New Dean Focuses on Undergraduate Experience
This past summer Associate Dean Mark A. Lange joined the College of Social and Behavioral Sciences to direct its new Advising Center in 128 Thompson Hall. His enthusiasm for the job is palpable, and from day one he has worked tirelessly to make the SBS undergraduate experience at UMass Amherst the best that it can be.
“Our goal is to assist students with every aspect of academic support, from course selection to career planning, Lange says. "We’ve been working on developing a more comprehensive advising process that encompasses much more than registering students for classes and handling discipline problems. We want to help students connect with the College and their major department as soon as possible. This means that when students come for orientation, SBS students, faculty and staff will already be contacting them. We plan to develop a peer advising system to help with this. We are also working closely with undergraduate advisors so that we can be supportive of each other as we respond to student needs.”
Lange is mindful of the fact that it is very easy for students to feel lost in a university of this size. “While many students are proactive enough to seek out the faculty and staff they need,” he explains, “we want to get more students connected to the Advising Center as a way to help them get their questions answered and find the services and resources they need to be successful here. We also want to help students become more thoughtful about the path that they will take as they prepare to leave UMass Amherst. We are encouraging students to do more career exploration before the senior year and get them thinking about practical experiences like internships.”
On any given day, Lange works on a variety of tasks that fall into two general categories: the functioning of the Advising Center and representing SBS on various university committees. “My day,” he says, “might include responding to emails from students needing advising services, meeting with faculty or staff about undergraduate advising, speaking with colleagues in other colleges about how they deliver advising services, brainstorming with SBS staff about how we can improve aspects of the first-year experience, and meeting with a campus-wide committee.”
Being back on the UMass Amherst campus closes a loop for Lange that began a number of years ago. “I began my career as a counselor in the public schools of Nebraska, working with students and teachers in a program designed to stem the drop-out problem,” he says. “Soon, I realized that to be more effective, I needed more education. So, I went to graduate school, first while I was working as a counselor and subsequently in a clinical psychology doctoral program. In a twist of fate, I came to UMass Amherst to do my clinical internship at Mental Health Services.”
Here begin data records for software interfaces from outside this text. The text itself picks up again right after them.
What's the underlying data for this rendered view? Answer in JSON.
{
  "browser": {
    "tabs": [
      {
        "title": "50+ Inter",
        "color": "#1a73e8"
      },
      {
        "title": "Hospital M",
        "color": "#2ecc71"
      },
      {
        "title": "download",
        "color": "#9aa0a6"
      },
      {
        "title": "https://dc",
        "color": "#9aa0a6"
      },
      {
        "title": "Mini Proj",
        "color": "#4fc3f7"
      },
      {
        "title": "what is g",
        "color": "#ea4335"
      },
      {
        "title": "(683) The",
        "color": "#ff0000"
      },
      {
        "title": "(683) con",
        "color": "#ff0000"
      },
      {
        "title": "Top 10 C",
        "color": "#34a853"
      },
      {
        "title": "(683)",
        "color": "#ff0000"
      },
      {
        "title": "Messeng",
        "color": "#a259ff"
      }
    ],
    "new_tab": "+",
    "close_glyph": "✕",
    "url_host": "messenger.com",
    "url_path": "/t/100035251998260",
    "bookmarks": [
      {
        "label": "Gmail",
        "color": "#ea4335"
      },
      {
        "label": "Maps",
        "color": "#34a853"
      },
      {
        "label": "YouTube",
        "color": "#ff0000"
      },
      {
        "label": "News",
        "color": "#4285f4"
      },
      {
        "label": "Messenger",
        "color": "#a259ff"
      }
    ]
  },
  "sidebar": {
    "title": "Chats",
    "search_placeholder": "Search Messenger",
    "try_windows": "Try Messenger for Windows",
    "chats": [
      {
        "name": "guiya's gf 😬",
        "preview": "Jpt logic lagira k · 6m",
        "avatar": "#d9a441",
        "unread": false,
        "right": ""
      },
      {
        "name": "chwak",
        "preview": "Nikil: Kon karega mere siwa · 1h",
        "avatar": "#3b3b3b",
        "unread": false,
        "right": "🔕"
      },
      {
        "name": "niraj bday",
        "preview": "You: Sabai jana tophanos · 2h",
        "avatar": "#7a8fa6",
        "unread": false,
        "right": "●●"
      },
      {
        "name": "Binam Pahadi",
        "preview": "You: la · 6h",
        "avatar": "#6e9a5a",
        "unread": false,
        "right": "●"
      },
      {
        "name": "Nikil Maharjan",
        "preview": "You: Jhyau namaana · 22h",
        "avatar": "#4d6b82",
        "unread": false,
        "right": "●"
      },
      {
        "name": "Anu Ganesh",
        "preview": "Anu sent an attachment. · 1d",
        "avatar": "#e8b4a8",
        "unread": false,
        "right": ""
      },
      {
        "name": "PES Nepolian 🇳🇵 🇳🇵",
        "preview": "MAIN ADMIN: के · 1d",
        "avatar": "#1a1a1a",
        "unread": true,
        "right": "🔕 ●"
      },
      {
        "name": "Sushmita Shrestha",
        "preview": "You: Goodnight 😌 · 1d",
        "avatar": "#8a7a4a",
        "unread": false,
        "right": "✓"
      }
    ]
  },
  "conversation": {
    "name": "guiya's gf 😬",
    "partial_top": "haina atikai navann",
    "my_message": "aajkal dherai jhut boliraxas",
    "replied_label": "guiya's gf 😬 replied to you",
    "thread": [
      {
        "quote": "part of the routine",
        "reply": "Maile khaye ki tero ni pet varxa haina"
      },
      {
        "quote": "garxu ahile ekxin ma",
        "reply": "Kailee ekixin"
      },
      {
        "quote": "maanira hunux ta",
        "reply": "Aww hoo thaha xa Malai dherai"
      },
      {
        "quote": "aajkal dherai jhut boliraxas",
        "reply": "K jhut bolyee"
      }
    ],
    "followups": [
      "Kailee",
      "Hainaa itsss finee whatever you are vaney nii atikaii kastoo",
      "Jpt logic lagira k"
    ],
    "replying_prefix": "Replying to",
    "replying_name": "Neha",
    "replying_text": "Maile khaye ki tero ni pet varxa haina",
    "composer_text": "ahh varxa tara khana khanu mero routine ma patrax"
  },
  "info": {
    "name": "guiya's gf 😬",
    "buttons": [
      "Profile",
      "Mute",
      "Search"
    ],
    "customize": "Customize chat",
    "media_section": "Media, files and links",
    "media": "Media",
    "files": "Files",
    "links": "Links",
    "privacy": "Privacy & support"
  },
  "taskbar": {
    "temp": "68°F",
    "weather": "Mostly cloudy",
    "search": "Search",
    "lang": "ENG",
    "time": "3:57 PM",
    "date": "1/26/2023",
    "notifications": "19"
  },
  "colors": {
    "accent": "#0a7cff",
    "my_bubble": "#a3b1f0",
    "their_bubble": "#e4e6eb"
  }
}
After years of practice in clinical psychology, Lange started teaching a psychology class at Holyoke Community College about 20 years ago. “I thoroughly enjoyed it,” he says. Since then his work has focused on teaching psychology and a small private practice in clinical work, coaching individuals for personal success and consulting with organizations in group process facilitation, training and team building.
During the last few years, Lange took on the task of helping HCC assess and improve its education of new students. Besides working with a college-wide task force to develop and implement a first-year experience program, he also created and directed an orientation program for new faculty. Lange has served on the Massachusetts Board of Higher Education’s task force on graduation and retention, and was chair of the HCC psychology department.
“Almost everything about working with students appeals to me,” Lange says with his typical enthusiasm. “Every student is here for an important piece of their life development. We have a unique opportunity to make a positive contribution to that process, from students who aren’t certain of their vocational interests—but are making an important transition from adolescence to adulthood—to older, nontraditional students, who have consciously made this important step in their lives. Classroom learning, interacting with peers, learning to be productive citizens…all of this is exciting and beneficial to all involved. Whether it is teaching a class that stimulates student learning, helping an individual navigate a personal crisis, or just witnessing a student building personal relationships, I find working with students to be very rewarding.”
Lange is a strong proponent of the liberal arts. “A liberal arts degree offers a great start for so many careers,” he says. “I suggest picking an area that seems most interesting and start there. Once you start down that path, you’ll get a clearer sense of where you want to go. Here at UMass Amherst, we have an outstanding faculty and professional staff. Because of its size, opportunities abound in so many academic areas. Regardless of a student’s initial interest, he or she has lots to explore along the way. We also offer a tremendous variety of social opportunity within our diverse student body. Combined with Five-College connections, internships, and study abroad opportunities, a UMass Amherst student can go anywhere and do anything. And remember, the SBS Advising Center in 128 Thompson Hall can help you sort it all out.”
November 24, 2009